From its Facebook Live launch in 2021 through countless local interviews, meetings, national and international media coverage – and even a traveling Bison sculpture – the concept of creating a Bison Bridge on the Quad Cities region’s Interstate 80 bridge has gotten people thinking.
But river champion Chad Pregracke, whose Living Lands & Waters (LLW) organization first introduced the idea of converting the old bridge (when a new I-80 bridge is built) into a wildlife and recreational crossing, said now is the time for supporters to share their support with the Illinois Department of Transportation (IDOT).
Mr. Pregracke, who made his mark on the region and beyond with his Mississippi River cleanups, encourages those who want to see a Bison Bridge realized to participate in a public virtual meeting with IDOT on Wednesday, May 11.

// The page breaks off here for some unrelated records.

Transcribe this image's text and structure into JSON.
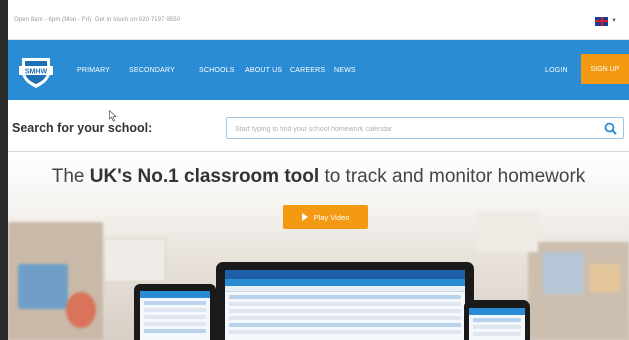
{
  "topbar": {
    "info": "Open 8am - 6pm (Mon - Fri). Get in touch on 020 7197 9550",
    "language_flag": "uk-flag-icon"
  },
  "nav": {
    "logo": "SMHW",
    "links": [
      "PRIMARY",
      "SECONDARY",
      "SCHOOLS",
      "ABOUT US",
      "CAREERS",
      "NEWS"
    ],
    "login": "LOGIN",
    "signup": "SIGN UP"
  },
  "search": {
    "label": "Search for your school:",
    "placeholder": "Start typing to find your school homework calendar",
    "icon": "search-icon"
  },
  "hero": {
    "title_pre": "The",
    "title_bold": "UK's No.1 classroom tool",
    "title_post": "to track and monitor homework",
    "play_label": "Play Video"
  },
  "colors": {
    "nav_blue": "#2a8cd4",
    "accent_orange": "#f39a12"
  }
}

The vision pitched for Bison Bridge is to create an interactive National Park across the Mississippi River for tourists and locals to enjoy the river valley’s natural beauty. Features being considered would include a small herd of wild Bison — and an expert to manage the wildlife. But the proposed project would require the old I-80 Bridge being re-used – and not demolished – once a new I-80 bridge is built. To learn more about plans to create a land bridge and Join the Herd, visit https://bisonbridge.org.
“The Bison Bridge has come a long way as far as kicking it off,” the environmentalist told the QCBJ in a phone interview on Friday, May 6.
In another key development, Mr. Pregracke said he has received a personal commitment from a potential donor for at least $2 million for the future project’s creation. However, LLW has not launched any formal fundraising because the project is only in the conceptual stage. He declined to identify the donor except to say he is a longtime friend who was involved in the transportation business and does not live in the Quad Cities.
But to date, the Bison Bridge Foundation’s plans are not in consideration for IDOT’s Phase 1 engineering plan and Mr. Pregracke hopes widespread public support can help change that.
“It’s not a bad thing, we’re not in their (initial plans) because this is the opportunity to be heard,” he said of this week’s meeting. “This is a very viable project, the only thing that would stop it would be IDOT because it’s an ‘outside-the-box’ project.”
The IDOT will host a virtual public meeting from 4-5:30 p.m., Wednesday, May 11, to present its preliminary findings and take comments as part of the agency’s I-80 Mississippi River Bridge study. To register, click here.
During the online meeting, IDOT will discuss alternatives for replacing the circa 1967 bridge, known since 1995 as the Fred Schwengel Memorial Bridge in honor of the late U.S. Congressman from Davenport who was a key figure in the Interstate Highway Act.
“We do believe the public comment period is our biggest opportunity to have our voice heard for sure,” said Matt Hughes, the president of Springfield, Illinois-based MRH Solutions LLC, who is consulting the Bison Bridge project.
While he, too, was not surprised that Bison Bridge is not included in the engineering study phase, Mr. Hughes added “I’m not frustrated with IDOT in any way.” Though the Bison Bridge Foundation continues to work to get an audience with the transportation department.
“We know we’ve got a lot of people supporting this thing, but we also have to be patient and play by the process the state has laid out for this,” Mr. Hughes said, adding, “Our supporters need to understand the process.”
Over the 14 months since Mr. Pregracke unveiled the idea for Bison Bridge at an in-person/online event at The Rust Belt venue in East Moline, organizers have amassed a total of 38,505 signatures in support of the project – closing in on their goal of 50,000 signatures.
Mr. Hughes said one of the most recent key wins in raising awareness was the Illinois House of Representatives’ passage of a bi-partisan resolution that urges Gov. J.B. Pritzker and the IDOT to consider the Bison Bridge in its options.
The bill’s chief sponsor was State Rep. Mike Halpin, D-Rock Island.
According to Mr. Hughes, the resolution allowed “us to speak publicly about the type of support this topic has generated. It doesn’t bind the Illinois DOT to anything per se, but it was our attempt to quantify the support we’ve received.”
Mr. Hughes said efforts are underway to get similar support from the Iowa Quad Cites delegation.
“The project still is conceptual at this point, but we don’t think it will be for long,” Mr. Hughes said.
Mr. Pregracke, a Quad Cities native, said supporters need to understand all the steps involved and not be discouraged. The legislature’s resolution, he said “was a big thing. That takes the temperature of all the representatives and what they think of this.”